“Engineering is the machine that drives human civilization, and today’s students are the ones who will power that machine in the future.”
The field of 3D printing will undoubtedly have a tremendous impact on the manufacturing industry as the technology continues to evolve. Less mentioned however, is the influence it could have on students if integrated into classrooms across the United States. Technology education programs throughout the country are currently working to bring affordable 3D printers – such as those produced by RapMan USA and MakerBot – into their classrooms in order to offer middle school and high school students more hands-on learning experiences. Students participate in assembling the manufacturing machines, and then utilize them to output prototypes from designs they’ve developed in CAD programs. As students are able to follow through from design to prototype to testing, the technology offers them a unique opportunity to mimic the real-world process engineers and product developers go through when bringing a new product to market. Additionally, students are given the chance to collaborate with one another as they problem-solve and can flex their ability to innovate and be creative while learning.
By introducing 3D printers into classroom settings, educators are looking to motivate and inspire their students to pursue careers in fields including mechanical engineering and applied mathematics. Projects that involve 3D printing facilitate learning in an immersive, fun manner, encouraging students’ personal investment in their science, math and engineering coursework. They also provide context to their studies as students have the ability to learn through hands-on experiences and can process concepts faster than if they were just reading.
The objective in integrating project-based learning opportunities such as those afforded by 3D printing is to provide American students with a quality education that will better prepare them in engineering disciplines. Organizations like the STEM Education Coalition see these educational initiatives as imperative to “enabling the U.S. to remain the economic and technological leader of the global marketplace” and advocate for greater adoption. (stemedcoalition.org) In comparison to other countries, only a small percentage of American college students are graduating with majors in engineering. The only way the U.S. will be able to maintain a competitive advantage in these fields is if they invest in and train students early in their education. 3D printing offers a solution to this challenge by offering unparalleled educational value.

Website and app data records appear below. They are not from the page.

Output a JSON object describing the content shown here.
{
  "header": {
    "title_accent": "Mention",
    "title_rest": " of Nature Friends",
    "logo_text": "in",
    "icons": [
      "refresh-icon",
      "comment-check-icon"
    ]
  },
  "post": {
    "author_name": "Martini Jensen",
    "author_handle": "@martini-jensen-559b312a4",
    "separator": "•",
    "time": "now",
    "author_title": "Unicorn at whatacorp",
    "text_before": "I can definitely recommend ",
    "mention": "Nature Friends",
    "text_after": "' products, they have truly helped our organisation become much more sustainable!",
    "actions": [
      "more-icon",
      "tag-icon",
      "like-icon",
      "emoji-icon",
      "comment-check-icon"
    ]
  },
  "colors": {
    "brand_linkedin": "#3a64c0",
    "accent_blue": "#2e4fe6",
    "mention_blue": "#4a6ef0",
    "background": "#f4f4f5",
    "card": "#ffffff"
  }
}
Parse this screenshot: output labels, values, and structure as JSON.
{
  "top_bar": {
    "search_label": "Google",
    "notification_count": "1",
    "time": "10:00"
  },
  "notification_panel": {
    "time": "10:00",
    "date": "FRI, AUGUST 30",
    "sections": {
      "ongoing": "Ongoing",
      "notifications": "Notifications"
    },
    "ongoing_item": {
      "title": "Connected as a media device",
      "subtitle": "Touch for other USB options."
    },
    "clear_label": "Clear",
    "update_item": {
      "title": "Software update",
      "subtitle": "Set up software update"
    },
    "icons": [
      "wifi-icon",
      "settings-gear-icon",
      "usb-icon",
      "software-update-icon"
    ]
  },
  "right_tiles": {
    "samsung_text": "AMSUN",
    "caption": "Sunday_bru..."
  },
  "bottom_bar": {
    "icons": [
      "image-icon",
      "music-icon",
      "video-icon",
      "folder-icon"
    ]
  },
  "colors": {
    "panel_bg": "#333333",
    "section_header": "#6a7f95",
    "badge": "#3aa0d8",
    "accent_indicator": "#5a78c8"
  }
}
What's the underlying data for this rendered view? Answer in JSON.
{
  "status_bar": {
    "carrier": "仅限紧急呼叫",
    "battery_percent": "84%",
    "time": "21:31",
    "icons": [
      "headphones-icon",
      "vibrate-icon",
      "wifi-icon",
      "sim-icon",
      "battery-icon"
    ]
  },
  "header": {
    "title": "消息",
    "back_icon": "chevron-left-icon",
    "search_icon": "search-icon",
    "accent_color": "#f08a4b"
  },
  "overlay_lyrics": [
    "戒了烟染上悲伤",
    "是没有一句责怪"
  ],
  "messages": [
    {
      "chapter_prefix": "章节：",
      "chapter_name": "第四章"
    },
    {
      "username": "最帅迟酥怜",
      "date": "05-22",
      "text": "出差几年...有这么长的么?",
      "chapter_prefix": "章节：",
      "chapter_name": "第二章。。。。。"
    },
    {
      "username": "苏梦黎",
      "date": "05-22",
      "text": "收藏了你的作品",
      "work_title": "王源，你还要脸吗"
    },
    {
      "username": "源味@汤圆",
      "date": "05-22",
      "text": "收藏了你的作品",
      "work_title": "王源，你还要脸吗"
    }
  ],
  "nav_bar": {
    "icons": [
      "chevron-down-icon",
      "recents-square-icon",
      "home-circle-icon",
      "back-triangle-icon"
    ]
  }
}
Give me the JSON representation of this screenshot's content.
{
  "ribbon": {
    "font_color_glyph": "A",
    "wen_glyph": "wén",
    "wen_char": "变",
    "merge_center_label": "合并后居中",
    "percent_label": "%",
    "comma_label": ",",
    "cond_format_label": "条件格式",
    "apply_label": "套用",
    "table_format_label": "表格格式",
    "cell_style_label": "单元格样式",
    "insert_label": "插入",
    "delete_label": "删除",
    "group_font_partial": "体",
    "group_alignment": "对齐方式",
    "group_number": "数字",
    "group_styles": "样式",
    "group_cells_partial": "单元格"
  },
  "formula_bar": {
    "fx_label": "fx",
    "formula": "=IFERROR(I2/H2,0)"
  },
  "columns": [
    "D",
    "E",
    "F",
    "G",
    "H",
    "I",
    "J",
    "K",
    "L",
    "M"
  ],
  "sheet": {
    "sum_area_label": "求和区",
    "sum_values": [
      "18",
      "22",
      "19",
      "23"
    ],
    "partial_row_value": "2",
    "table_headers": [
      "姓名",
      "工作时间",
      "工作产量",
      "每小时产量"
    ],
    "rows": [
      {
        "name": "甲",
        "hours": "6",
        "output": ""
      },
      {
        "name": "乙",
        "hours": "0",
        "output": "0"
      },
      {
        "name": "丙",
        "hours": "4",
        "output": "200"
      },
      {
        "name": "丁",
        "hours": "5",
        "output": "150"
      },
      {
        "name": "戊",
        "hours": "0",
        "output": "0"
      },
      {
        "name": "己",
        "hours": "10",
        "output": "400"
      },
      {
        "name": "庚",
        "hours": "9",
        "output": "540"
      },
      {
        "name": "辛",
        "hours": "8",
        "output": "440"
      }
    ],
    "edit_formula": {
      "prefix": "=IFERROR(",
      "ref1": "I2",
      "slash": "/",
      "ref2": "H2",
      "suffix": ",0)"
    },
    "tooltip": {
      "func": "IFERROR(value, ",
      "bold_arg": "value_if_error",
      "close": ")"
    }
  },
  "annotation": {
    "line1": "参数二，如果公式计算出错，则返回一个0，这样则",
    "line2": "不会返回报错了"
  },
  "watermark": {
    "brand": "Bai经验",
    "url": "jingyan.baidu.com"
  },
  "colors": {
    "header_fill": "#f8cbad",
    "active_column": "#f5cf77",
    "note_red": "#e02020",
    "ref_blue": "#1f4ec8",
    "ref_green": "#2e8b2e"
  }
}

Review by: Kristin McNally
3D Printing Brings Designs to Life
By Gary Lacey, published in Technology Education